_DESCRIPTION OF THE TASK_
Among the records, how many lines carry the string "selected"? Give that number with nothing added.

_DATA RECORDS_
┌────────

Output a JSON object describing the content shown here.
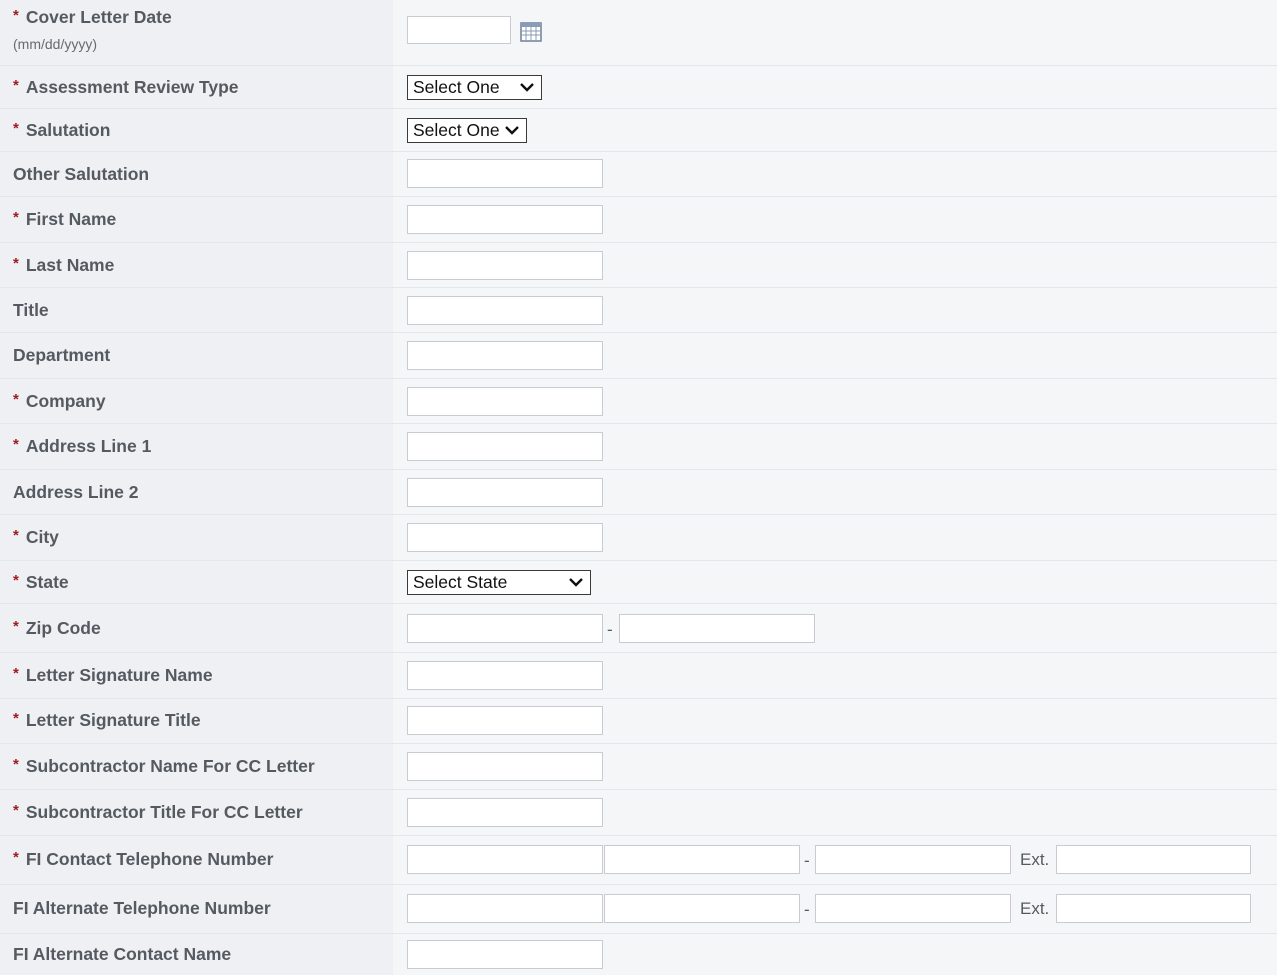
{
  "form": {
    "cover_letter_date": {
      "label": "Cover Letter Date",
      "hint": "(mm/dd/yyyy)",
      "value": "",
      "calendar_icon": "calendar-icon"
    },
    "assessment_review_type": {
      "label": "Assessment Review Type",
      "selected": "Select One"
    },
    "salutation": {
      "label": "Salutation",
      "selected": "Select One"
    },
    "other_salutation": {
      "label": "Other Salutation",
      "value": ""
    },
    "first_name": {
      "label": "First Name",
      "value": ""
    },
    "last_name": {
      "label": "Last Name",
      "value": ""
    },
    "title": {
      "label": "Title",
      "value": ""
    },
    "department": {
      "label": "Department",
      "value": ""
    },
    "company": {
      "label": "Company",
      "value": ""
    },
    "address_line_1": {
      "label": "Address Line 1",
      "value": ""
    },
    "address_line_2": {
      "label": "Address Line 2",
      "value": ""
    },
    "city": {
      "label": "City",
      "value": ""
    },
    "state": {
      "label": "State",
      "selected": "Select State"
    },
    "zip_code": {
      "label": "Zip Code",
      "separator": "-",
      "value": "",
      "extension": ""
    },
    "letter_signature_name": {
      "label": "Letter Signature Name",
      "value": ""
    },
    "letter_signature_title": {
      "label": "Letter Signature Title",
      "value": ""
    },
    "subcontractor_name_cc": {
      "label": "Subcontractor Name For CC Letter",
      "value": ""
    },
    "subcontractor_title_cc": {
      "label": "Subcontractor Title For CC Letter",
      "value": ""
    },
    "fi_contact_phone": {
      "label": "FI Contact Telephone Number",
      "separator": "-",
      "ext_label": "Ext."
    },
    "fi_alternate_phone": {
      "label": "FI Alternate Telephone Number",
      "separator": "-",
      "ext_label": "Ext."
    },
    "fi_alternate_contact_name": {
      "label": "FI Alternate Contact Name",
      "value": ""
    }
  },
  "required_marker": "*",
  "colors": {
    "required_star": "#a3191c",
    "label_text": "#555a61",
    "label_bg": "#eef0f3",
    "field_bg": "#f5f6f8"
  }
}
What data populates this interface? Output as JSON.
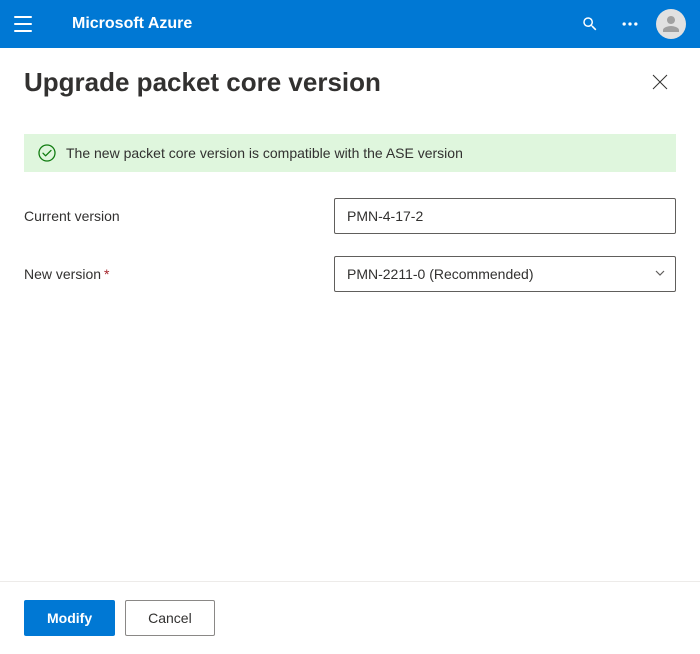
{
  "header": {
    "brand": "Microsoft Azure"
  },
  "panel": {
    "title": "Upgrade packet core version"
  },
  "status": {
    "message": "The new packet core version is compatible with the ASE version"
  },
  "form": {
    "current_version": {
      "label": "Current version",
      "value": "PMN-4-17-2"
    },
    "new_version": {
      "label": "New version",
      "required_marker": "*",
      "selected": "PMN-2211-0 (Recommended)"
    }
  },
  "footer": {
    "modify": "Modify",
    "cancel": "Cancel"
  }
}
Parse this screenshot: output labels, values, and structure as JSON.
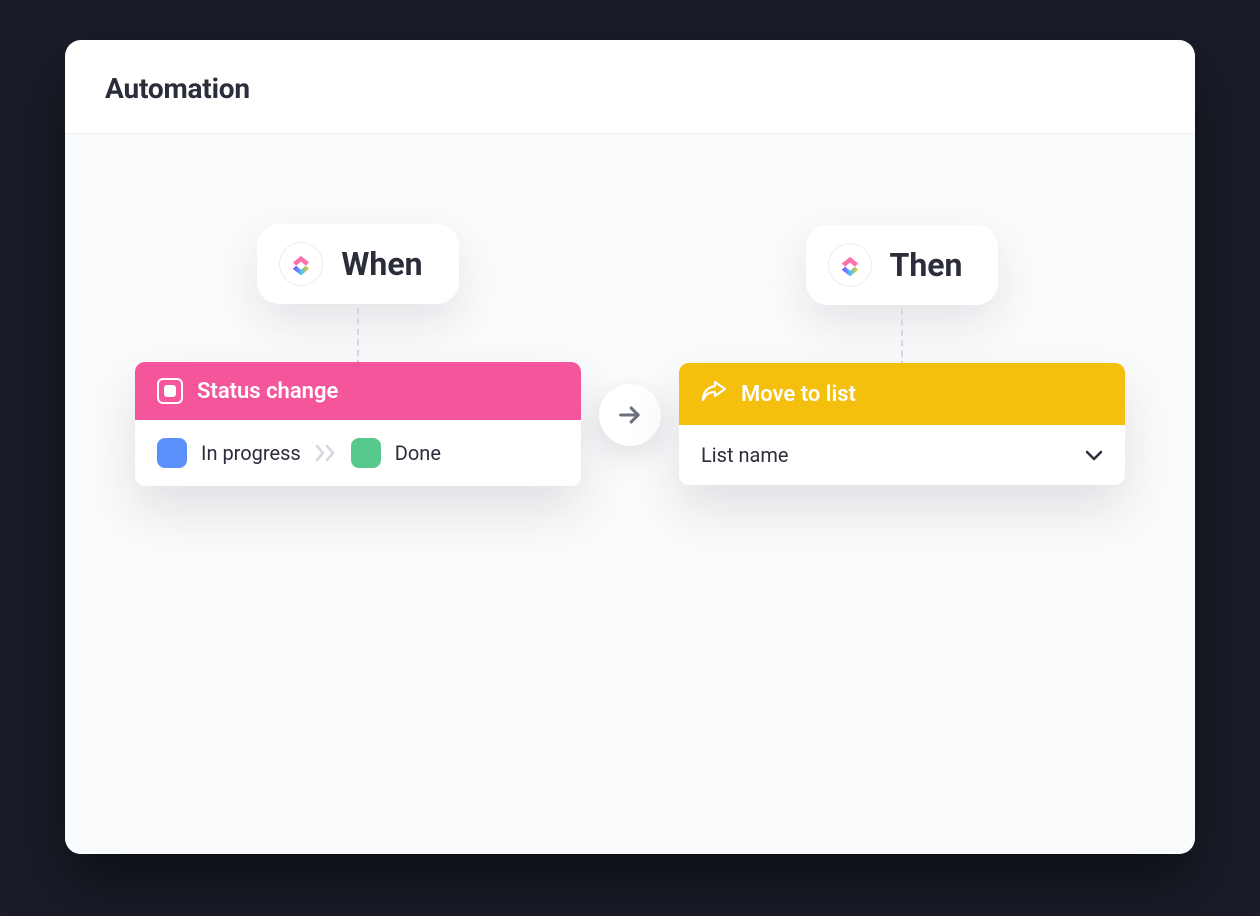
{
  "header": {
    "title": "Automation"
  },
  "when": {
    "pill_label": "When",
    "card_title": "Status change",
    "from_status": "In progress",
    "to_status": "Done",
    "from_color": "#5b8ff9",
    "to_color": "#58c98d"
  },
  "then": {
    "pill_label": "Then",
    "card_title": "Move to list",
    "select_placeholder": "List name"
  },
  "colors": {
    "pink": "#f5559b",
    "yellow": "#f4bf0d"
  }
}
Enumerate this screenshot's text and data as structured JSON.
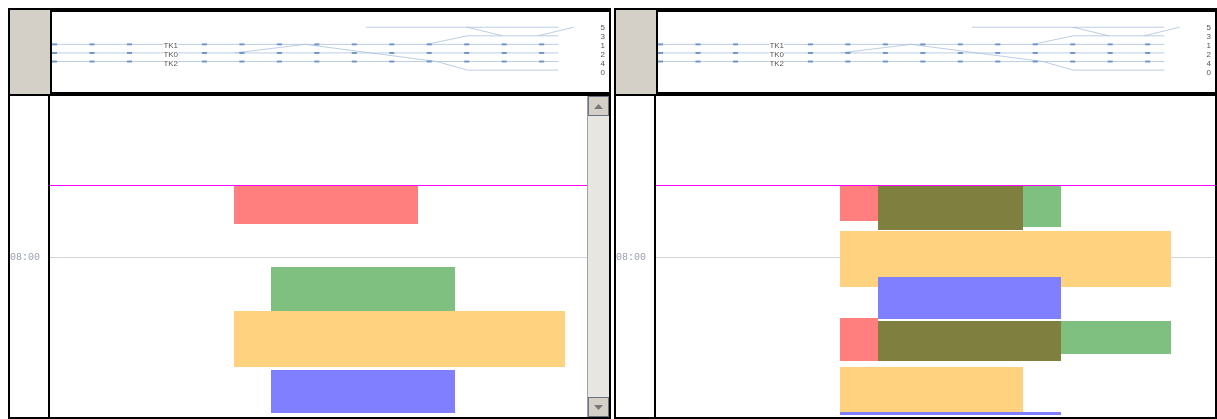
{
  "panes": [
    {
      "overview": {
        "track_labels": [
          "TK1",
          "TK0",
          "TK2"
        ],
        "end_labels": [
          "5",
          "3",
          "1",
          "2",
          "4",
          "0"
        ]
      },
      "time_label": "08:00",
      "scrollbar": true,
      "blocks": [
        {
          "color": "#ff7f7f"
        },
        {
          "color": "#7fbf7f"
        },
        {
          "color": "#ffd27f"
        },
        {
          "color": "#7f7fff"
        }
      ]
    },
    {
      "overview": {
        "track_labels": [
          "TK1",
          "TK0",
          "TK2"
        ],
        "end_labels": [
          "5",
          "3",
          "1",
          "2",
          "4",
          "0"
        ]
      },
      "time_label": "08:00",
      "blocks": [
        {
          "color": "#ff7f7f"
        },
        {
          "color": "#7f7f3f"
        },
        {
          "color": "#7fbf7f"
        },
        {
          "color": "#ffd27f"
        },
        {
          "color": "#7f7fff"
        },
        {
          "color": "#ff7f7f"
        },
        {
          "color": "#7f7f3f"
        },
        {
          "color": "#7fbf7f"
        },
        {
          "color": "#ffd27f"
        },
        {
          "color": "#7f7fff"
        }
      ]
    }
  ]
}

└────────

_EXPECTED ANSWER_
4